Public Interest Disclosure
What is the Public Interest Disclosure Act 2003?
The Public Interest Disclosure Act 2003 provides the foundation for increasing accountability and confidence in the public sector.
The Act facilitates and encourages the disclosure of public interest information, and provides protection for people who make disclosures and for individuals or parties against whom disclosures are made.
The function of the Act is to eliminate corrupt conduct and maladministration in the public sector.
Definition of a Public Interest Disclosure
A public interest disclosure is made when a person discloses to proper authority information that tends to show past, present or proposed future improper conduct by a public body in the exercise of its functions.
Definitions of improper conduct:
- An offence against State law;

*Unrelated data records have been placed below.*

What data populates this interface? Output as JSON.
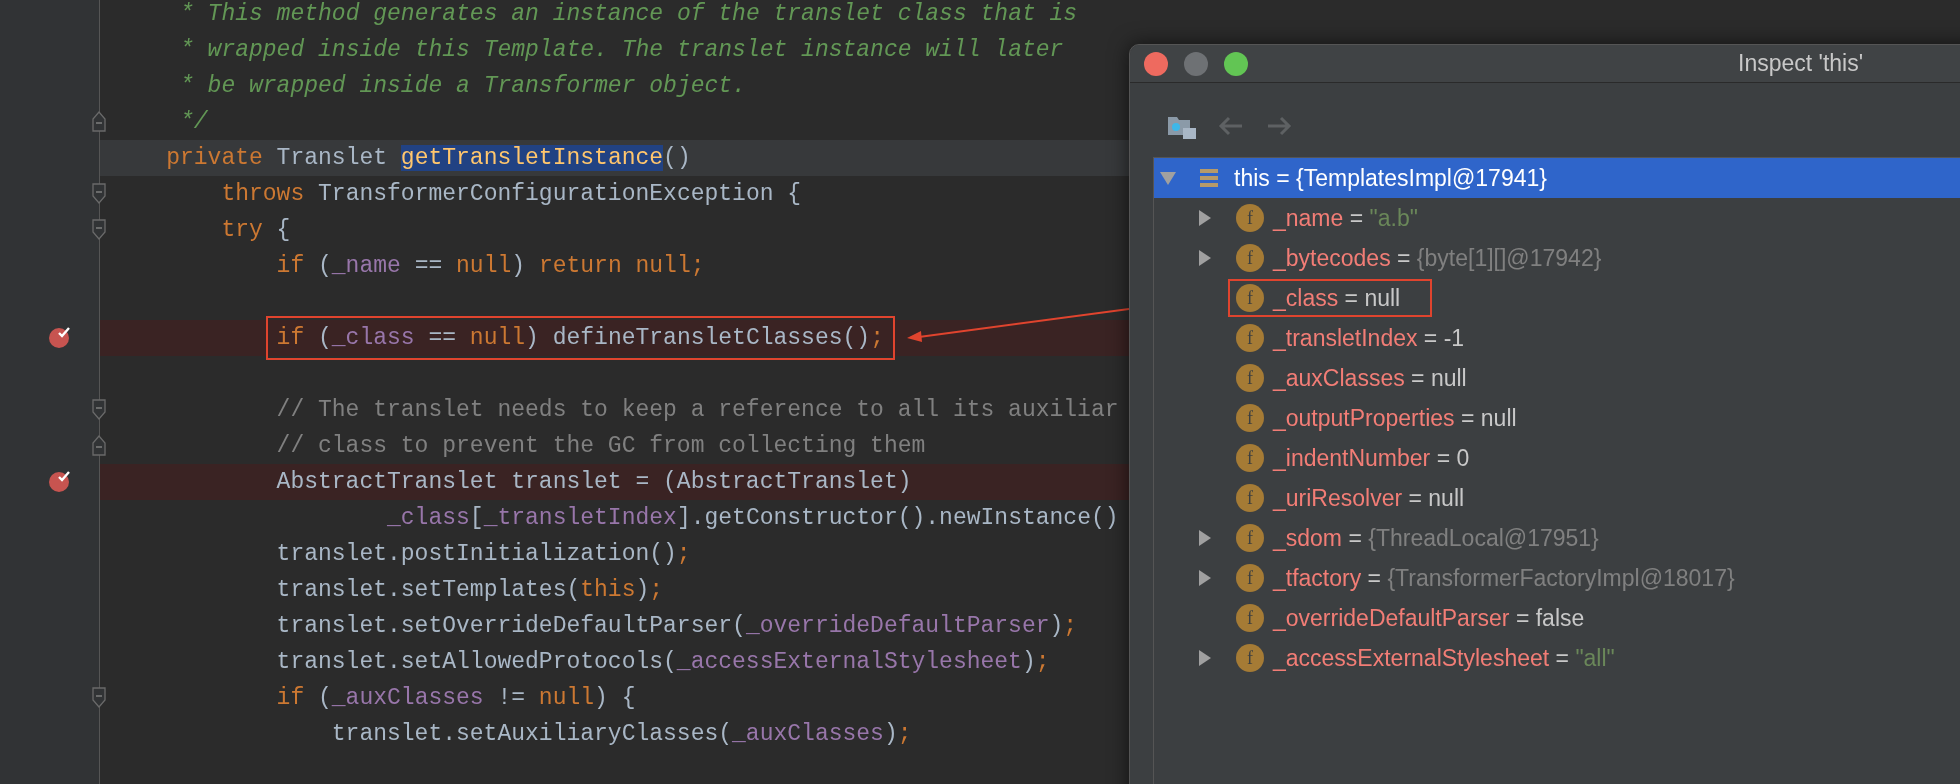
{
  "editor": {
    "lines": [
      {
        "tokens": [
          {
            "kind": "doc_comment",
            "text": "     * This method generates an instance of the translet class that is"
          }
        ],
        "breakpoint": false,
        "boxed": false,
        "current": false
      },
      {
        "tokens": [
          {
            "kind": "doc_comment",
            "text": "     * wrapped inside this Template. The translet instance will later"
          }
        ],
        "breakpoint": false,
        "boxed": false,
        "current": false
      },
      {
        "tokens": [
          {
            "kind": "doc_comment",
            "text": "     * be wrapped inside a Transformer object."
          }
        ],
        "breakpoint": false,
        "boxed": false,
        "current": false
      },
      {
        "tokens": [
          {
            "kind": "doc_comment",
            "text": "     */"
          }
        ],
        "breakpoint": false,
        "boxed": false,
        "current": false,
        "fold": {
          "kind": "end"
        }
      },
      {
        "tokens": [
          {
            "kind": "keyword",
            "text": "    private"
          },
          {
            "kind": "plain",
            "text": " Translet "
          },
          {
            "kind": "declaration",
            "text": "getTransletInstance"
          },
          {
            "kind": "plain",
            "text": "()"
          }
        ],
        "breakpoint": false,
        "boxed": false,
        "current": true
      },
      {
        "tokens": [
          {
            "kind": "keyword",
            "text": "        throws"
          },
          {
            "kind": "plain",
            "text": " TransformerConfigurationException {"
          }
        ],
        "breakpoint": false,
        "boxed": false,
        "current": false,
        "fold": {
          "kind": "start"
        }
      },
      {
        "tokens": [
          {
            "kind": "keyword",
            "text": "        try"
          },
          {
            "kind": "plain",
            "text": " {"
          }
        ],
        "breakpoint": false,
        "boxed": false,
        "current": false,
        "fold": {
          "kind": "start"
        }
      },
      {
        "tokens": [
          {
            "kind": "keyword",
            "text": "            if"
          },
          {
            "kind": "plain",
            "text": " ("
          },
          {
            "kind": "field",
            "text": "_name"
          },
          {
            "kind": "plain",
            "text": " == "
          },
          {
            "kind": "keyword",
            "text": "null"
          },
          {
            "kind": "plain",
            "text": ") "
          },
          {
            "kind": "keyword",
            "text": "return null;"
          }
        ],
        "breakpoint": false,
        "boxed": false,
        "current": false
      },
      {
        "breakpoint": false,
        "current": false
      },
      {
        "tokens": [
          {
            "kind": "keyword",
            "text": "            if"
          },
          {
            "kind": "plain",
            "text": " ("
          },
          {
            "kind": "field",
            "text": "_class"
          },
          {
            "kind": "plain",
            "text": " == "
          },
          {
            "kind": "keyword",
            "text": "null"
          },
          {
            "kind": "plain",
            "text": ") defineTransletClasses()"
          },
          {
            "kind": "keyword",
            "text": ";"
          }
        ],
        "breakpoint": true,
        "boxed": true,
        "current": false
      },
      {
        "breakpoint": false,
        "current": false
      },
      {
        "tokens": [
          {
            "kind": "comment",
            "text": "            // The translet needs to keep a reference to all its auxiliar"
          }
        ],
        "breakpoint": false,
        "boxed": false,
        "current": false,
        "fold": {
          "kind": "start"
        }
      },
      {
        "tokens": [
          {
            "kind": "comment",
            "text": "            // class to prevent the GC from collecting them"
          }
        ],
        "breakpoint": false,
        "boxed": false,
        "current": false,
        "fold": {
          "kind": "end"
        }
      },
      {
        "tokens": [
          {
            "kind": "plain",
            "text": "            AbstractTranslet translet = (AbstractTranslet)"
          }
        ],
        "breakpoint": true,
        "boxed": false,
        "current": false
      },
      {
        "tokens": [
          {
            "kind": "field",
            "text": "                    _class"
          },
          {
            "kind": "plain",
            "text": "["
          },
          {
            "kind": "field",
            "text": "_transletIndex"
          },
          {
            "kind": "plain",
            "text": "].getConstructor().newInstance()"
          }
        ],
        "breakpoint": false,
        "boxed": false,
        "current": false
      },
      {
        "tokens": [
          {
            "kind": "plain",
            "text": "            translet.postInitialization()"
          },
          {
            "kind": "keyword",
            "text": ";"
          }
        ],
        "breakpoint": false,
        "boxed": false,
        "current": false
      },
      {
        "tokens": [
          {
            "kind": "plain",
            "text": "            translet.setTemplates("
          },
          {
            "kind": "keyword",
            "text": "this"
          },
          {
            "kind": "plain",
            "text": ")"
          },
          {
            "kind": "keyword",
            "text": ";"
          }
        ],
        "breakpoint": false,
        "boxed": false,
        "current": false
      },
      {
        "tokens": [
          {
            "kind": "plain",
            "text": "            translet.setOverrideDefaultParser("
          },
          {
            "kind": "field",
            "text": "_overrideDefaultParser"
          },
          {
            "kind": "plain",
            "text": ")"
          },
          {
            "kind": "keyword",
            "text": ";"
          }
        ],
        "breakpoint": false,
        "boxed": false,
        "current": false
      },
      {
        "tokens": [
          {
            "kind": "plain",
            "text": "            translet.setAllowedProtocols("
          },
          {
            "kind": "field",
            "text": "_accessExternalStylesheet"
          },
          {
            "kind": "plain",
            "text": ")"
          },
          {
            "kind": "keyword",
            "text": ";"
          }
        ],
        "breakpoint": false,
        "boxed": false,
        "current": false
      },
      {
        "tokens": [
          {
            "kind": "keyword",
            "text": "            if"
          },
          {
            "kind": "plain",
            "text": " ("
          },
          {
            "kind": "field",
            "text": "_auxClasses"
          },
          {
            "kind": "plain",
            "text": " != "
          },
          {
            "kind": "keyword",
            "text": "null"
          },
          {
            "kind": "plain",
            "text": ") {"
          }
        ],
        "breakpoint": false,
        "boxed": false,
        "current": false,
        "fold": {
          "kind": "start"
        }
      },
      {
        "tokens": [
          {
            "kind": "plain",
            "text": "                translet.setAuxiliaryClasses("
          },
          {
            "kind": "field",
            "text": "_auxClasses"
          },
          {
            "kind": "plain",
            "text": ")"
          },
          {
            "kind": "keyword",
            "text": ";"
          }
        ],
        "breakpoint": false,
        "boxed": false,
        "current": false
      }
    ]
  },
  "inspector": {
    "title": "Inspect 'this'",
    "back": {
      "disabled": true
    },
    "forward": {
      "disabled": true
    },
    "root": {
      "name": "this",
      "operator": "=",
      "value": "{TemplatesImpl@17941}",
      "expanded": true,
      "selected": true,
      "children": [
        {
          "badge": "f",
          "name": "_name",
          "operator": "=",
          "value": {
            "kind": "string",
            "text": "\"a.b\""
          },
          "expandable": true,
          "expanded": false,
          "boxed": false
        },
        {
          "badge": "f",
          "name": "_bytecodes",
          "operator": "=",
          "value": {
            "kind": "object",
            "text": "{byte[1][]@17942}"
          },
          "expandable": true,
          "expanded": false,
          "boxed": false
        },
        {
          "badge": "f",
          "name": "_class",
          "operator": "=",
          "value": {
            "kind": "primitive",
            "text": "null"
          },
          "expandable": false,
          "boxed": true
        },
        {
          "badge": "f",
          "name": "_transletIndex",
          "operator": "=",
          "value": {
            "kind": "primitive",
            "text": "-1"
          },
          "expandable": false,
          "boxed": false
        },
        {
          "badge": "f",
          "name": "_auxClasses",
          "operator": "=",
          "value": {
            "kind": "primitive",
            "text": "null"
          },
          "expandable": false,
          "boxed": false
        },
        {
          "badge": "f",
          "name": "_outputProperties",
          "operator": "=",
          "value": {
            "kind": "primitive",
            "text": "null"
          },
          "expandable": false,
          "boxed": false
        },
        {
          "badge": "f",
          "name": "_indentNumber",
          "operator": "=",
          "value": {
            "kind": "primitive",
            "text": "0"
          },
          "expandable": false,
          "boxed": false
        },
        {
          "badge": "f",
          "name": "_uriResolver",
          "operator": "=",
          "value": {
            "kind": "primitive",
            "text": "null"
          },
          "expandable": false,
          "boxed": false
        },
        {
          "badge": "f",
          "name": "_sdom",
          "operator": "=",
          "value": {
            "kind": "object",
            "text": "{ThreadLocal@17951}"
          },
          "expandable": true,
          "expanded": false,
          "boxed": false
        },
        {
          "badge": "f",
          "name": "_tfactory",
          "operator": "=",
          "value": {
            "kind": "object",
            "text": "{TransformerFactoryImpl@18017}"
          },
          "expandable": true,
          "expanded": false,
          "boxed": false
        },
        {
          "badge": "f",
          "name": "_overrideDefaultParser",
          "operator": "=",
          "value": {
            "kind": "primitive",
            "text": "false"
          },
          "expandable": false,
          "boxed": false
        },
        {
          "badge": "f",
          "name": "_accessExternalStylesheet",
          "operator": "=",
          "value": {
            "kind": "string",
            "text": "\"all\""
          },
          "expandable": true,
          "expanded": false,
          "boxed": false
        }
      ]
    }
  }
}
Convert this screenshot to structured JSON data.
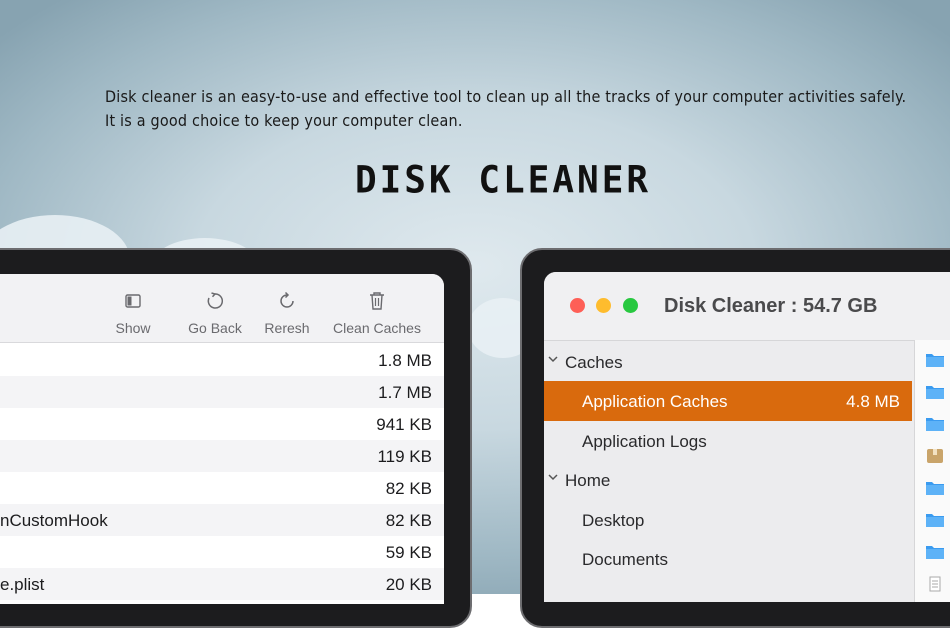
{
  "marketing": {
    "tagline_1": "Disk cleaner is an easy-to-use and effective tool to clean up all the tracks of your computer activities safely.",
    "tagline_2": "It is a good choice to keep your computer clean.",
    "brand": "DISK CLEANER"
  },
  "left_window": {
    "toolbar": [
      {
        "label": "Show",
        "icon": "sidebar-icon"
      },
      {
        "label": "Go Back",
        "icon": "undo-circle-icon"
      },
      {
        "label": "Reresh",
        "icon": "refresh-icon"
      },
      {
        "label": "Clean Caches",
        "icon": "trash-icon"
      }
    ],
    "rows": [
      {
        "name": "",
        "size": "1.8 MB"
      },
      {
        "name": "",
        "size": "1.7 MB"
      },
      {
        "name": "",
        "size": "941 KB"
      },
      {
        "name": "",
        "size": "119 KB"
      },
      {
        "name": "",
        "size": "82 KB"
      },
      {
        "name": "nCustomHook",
        "size": "82 KB"
      },
      {
        "name": "",
        "size": "59 KB"
      },
      {
        "name": "e.plist",
        "size": "20 KB"
      }
    ]
  },
  "right_window": {
    "title": "Disk Cleaner : 54.7 GB",
    "sidebar": [
      {
        "label": "Caches",
        "type": "group",
        "value": ""
      },
      {
        "label": "Application Caches",
        "type": "item",
        "selected": true,
        "value": "4.8 MB"
      },
      {
        "label": "Application Logs",
        "type": "item",
        "value": ""
      },
      {
        "label": "Home",
        "type": "group",
        "value": ""
      },
      {
        "label": "Desktop",
        "type": "item",
        "value": ""
      },
      {
        "label": "Documents",
        "type": "item",
        "value": ""
      }
    ],
    "colors": {
      "selected": "#d96a0d",
      "close": "#fe5f57",
      "minimize": "#febc2e",
      "zoom": "#28c840"
    }
  }
}
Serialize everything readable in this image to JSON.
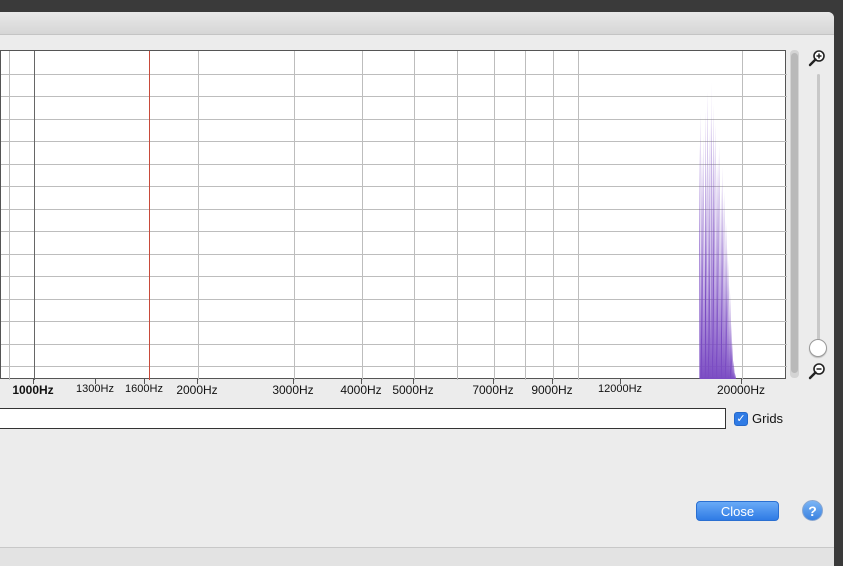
{
  "window": {
    "title": ""
  },
  "chart_data": {
    "type": "area",
    "x_scale": "log",
    "grid": true,
    "xlabel": "",
    "ylabel": "",
    "cursor_hz": 1630,
    "tick_labels": [
      "1000Hz",
      "1300Hz",
      "1600Hz",
      "2000Hz",
      "3000Hz",
      "4000Hz",
      "5000Hz",
      "7000Hz",
      "9000Hz",
      "12000Hz",
      "20000Hz"
    ],
    "tick_values": [
      1000,
      1300,
      1600,
      2000,
      3000,
      4000,
      5000,
      7000,
      9000,
      12000,
      20000
    ],
    "series_color": "#7b4cc3",
    "spectrum_level": [
      0.0,
      0.0,
      0.0,
      0.75,
      0.85,
      0.72,
      0.78,
      0.86,
      0.7,
      0.92,
      0.8,
      0.84,
      0.95,
      0.85,
      0.88,
      0.75,
      0.82,
      0.7,
      0.72,
      0.75,
      0.62,
      0.68,
      0.58,
      0.6,
      0.5,
      0.42,
      0.38,
      0.3,
      0.18,
      0.12,
      0.06,
      0.02,
      0.0
    ],
    "spectrum_hz": [
      16500,
      16600,
      16650,
      16700,
      16800,
      16900,
      17000,
      17100,
      17200,
      17300,
      17400,
      17500,
      17550,
      17600,
      17700,
      17800,
      17900,
      18000,
      18100,
      18200,
      18300,
      18400,
      18500,
      18600,
      18700,
      18800,
      18900,
      19000,
      19100,
      19200,
      19300,
      19400,
      19500
    ]
  },
  "options": {
    "grids_label": "Grids",
    "grids_checked": true
  },
  "buttons": {
    "close_label": "Close",
    "help_label": "?"
  },
  "colors": {
    "accent": "#2f7be5",
    "spectrum": "#7b4cc3",
    "cursor_line": "#c84a3a"
  }
}
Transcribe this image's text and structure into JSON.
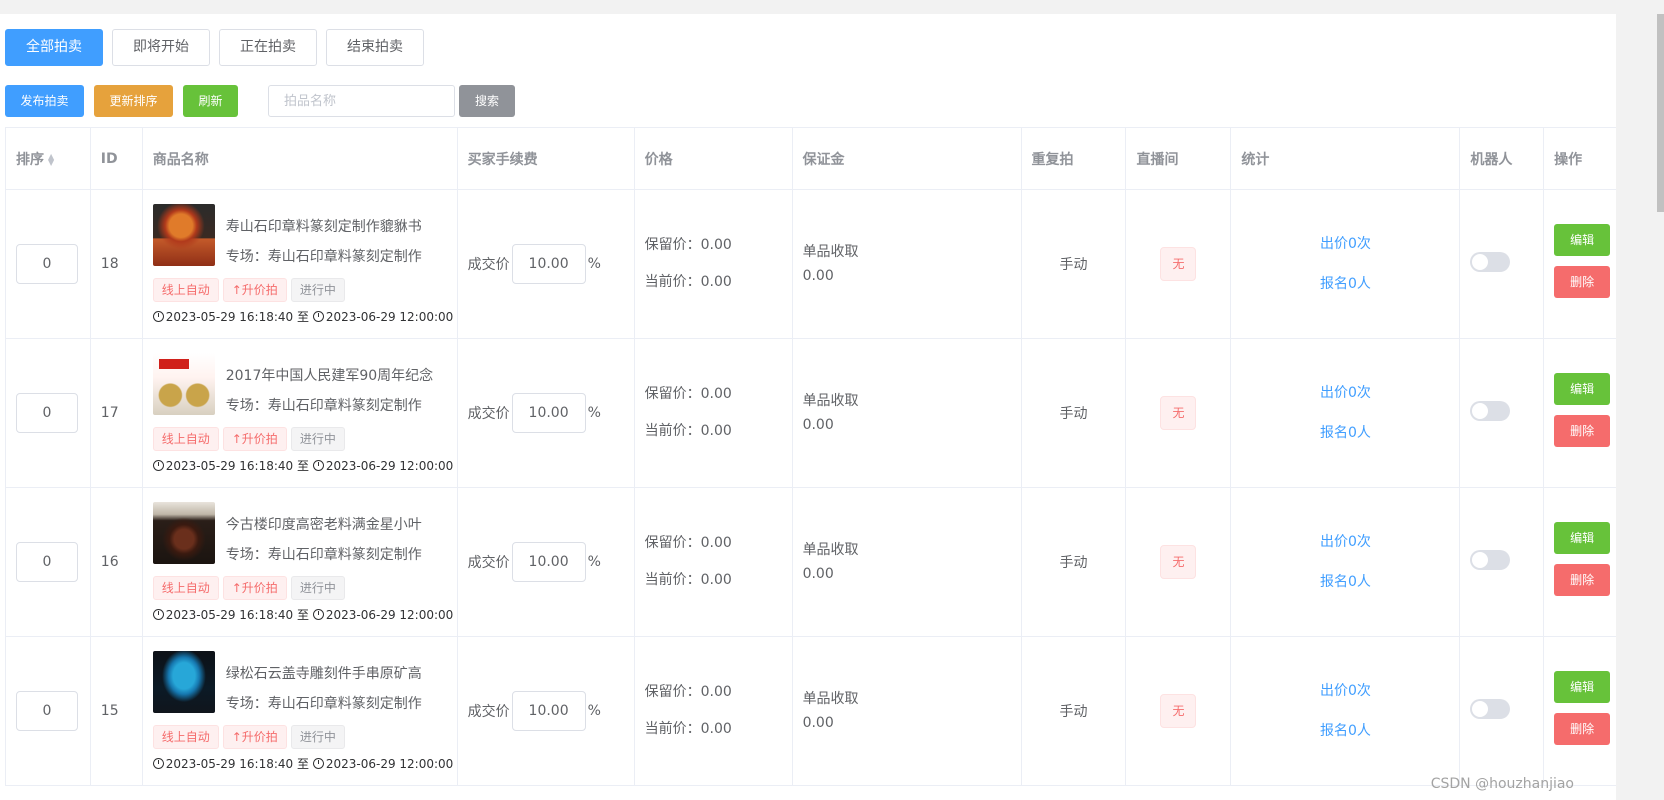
{
  "tabs": [
    {
      "label": "全部拍卖",
      "active": true
    },
    {
      "label": "即将开始",
      "active": false
    },
    {
      "label": "正在拍卖",
      "active": false
    },
    {
      "label": "结束拍卖",
      "active": false
    }
  ],
  "toolbar": {
    "publish_label": "发布拍卖",
    "update_sort_label": "更新排序",
    "refresh_label": "刷新",
    "search_placeholder": "拍品名称",
    "search_label": "搜索"
  },
  "table": {
    "headers": [
      "排序",
      "ID",
      "商品名称",
      "买家手续费",
      "价格",
      "保证金",
      "重复拍",
      "直播间",
      "统计",
      "机器人",
      "操作"
    ],
    "rows": [
      {
        "sort": "0",
        "id": "18",
        "title": "寿山石印章料篆刻定制作貔貅书",
        "session": "专场：寿山石印章料篆刻定制作",
        "tags": [
          "线上自动",
          "↑升价拍",
          "进行中"
        ],
        "start": "2023-05-29 16:18:40",
        "to": "至",
        "end": "2023-06-29 12:00:00",
        "fee_label": "成交价",
        "fee_value": "10.00",
        "fee_unit": "%",
        "reserve": "保留价：0.00",
        "current": "当前价：0.00",
        "deposit_label": "单品收取",
        "deposit_value": "0.00",
        "repeat": "手动",
        "live": "无",
        "bids": "出价0次",
        "signups": "报名0人",
        "robot_on": false,
        "edit": "编辑",
        "delete": "删除"
      },
      {
        "sort": "0",
        "id": "17",
        "title": "2017年中国人民建军90周年纪念",
        "session": "专场：寿山石印章料篆刻定制作",
        "tags": [
          "线上自动",
          "↑升价拍",
          "进行中"
        ],
        "start": "2023-05-29 16:18:40",
        "to": "至",
        "end": "2023-06-29 12:00:00",
        "fee_label": "成交价",
        "fee_value": "10.00",
        "fee_unit": "%",
        "reserve": "保留价：0.00",
        "current": "当前价：0.00",
        "deposit_label": "单品收取",
        "deposit_value": "0.00",
        "repeat": "手动",
        "live": "无",
        "bids": "出价0次",
        "signups": "报名0人",
        "robot_on": false,
        "edit": "编辑",
        "delete": "删除"
      },
      {
        "sort": "0",
        "id": "16",
        "title": "今古楼印度高密老料满金星小叶",
        "session": "专场：寿山石印章料篆刻定制作",
        "tags": [
          "线上自动",
          "↑升价拍",
          "进行中"
        ],
        "start": "2023-05-29 16:18:40",
        "to": "至",
        "end": "2023-06-29 12:00:00",
        "fee_label": "成交价",
        "fee_value": "10.00",
        "fee_unit": "%",
        "reserve": "保留价：0.00",
        "current": "当前价：0.00",
        "deposit_label": "单品收取",
        "deposit_value": "0.00",
        "repeat": "手动",
        "live": "无",
        "bids": "出价0次",
        "signups": "报名0人",
        "robot_on": false,
        "edit": "编辑",
        "delete": "删除"
      },
      {
        "sort": "0",
        "id": "15",
        "title": "绿松石云盖寺雕刻件手串原矿高",
        "session": "专场：寿山石印章料篆刻定制作",
        "tags": [
          "线上自动",
          "↑升价拍",
          "进行中"
        ],
        "start": "2023-05-29 16:18:40",
        "to": "至",
        "end": "2023-06-29 12:00:00",
        "fee_label": "成交价",
        "fee_value": "10.00",
        "fee_unit": "%",
        "reserve": "保留价：0.00",
        "current": "当前价：0.00",
        "deposit_label": "单品收取",
        "deposit_value": "0.00",
        "repeat": "手动",
        "live": "无",
        "bids": "出价0次",
        "signups": "报名0人",
        "robot_on": false,
        "edit": "编辑",
        "delete": "删除"
      }
    ]
  },
  "watermark": "CSDN @houzhanjiao",
  "colors": {
    "primary": "#409eff",
    "warning": "#e6a23c",
    "success": "#67c23a",
    "danger": "#f56c6c",
    "info": "#909399"
  }
}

- A substantial unauthorised or irregular use of public resources;
- A substantial mismanagement of public resources;
- Conduct involving a substantial and specific risk of injury to public health, prejudice to public safety or harm to the environment, or
- Conduct relating to matters of administration affecting someone in their personal capacity falling within the jurisdiction of the Ombudsman.
View the Commission's Public Interest Disclosure Policy.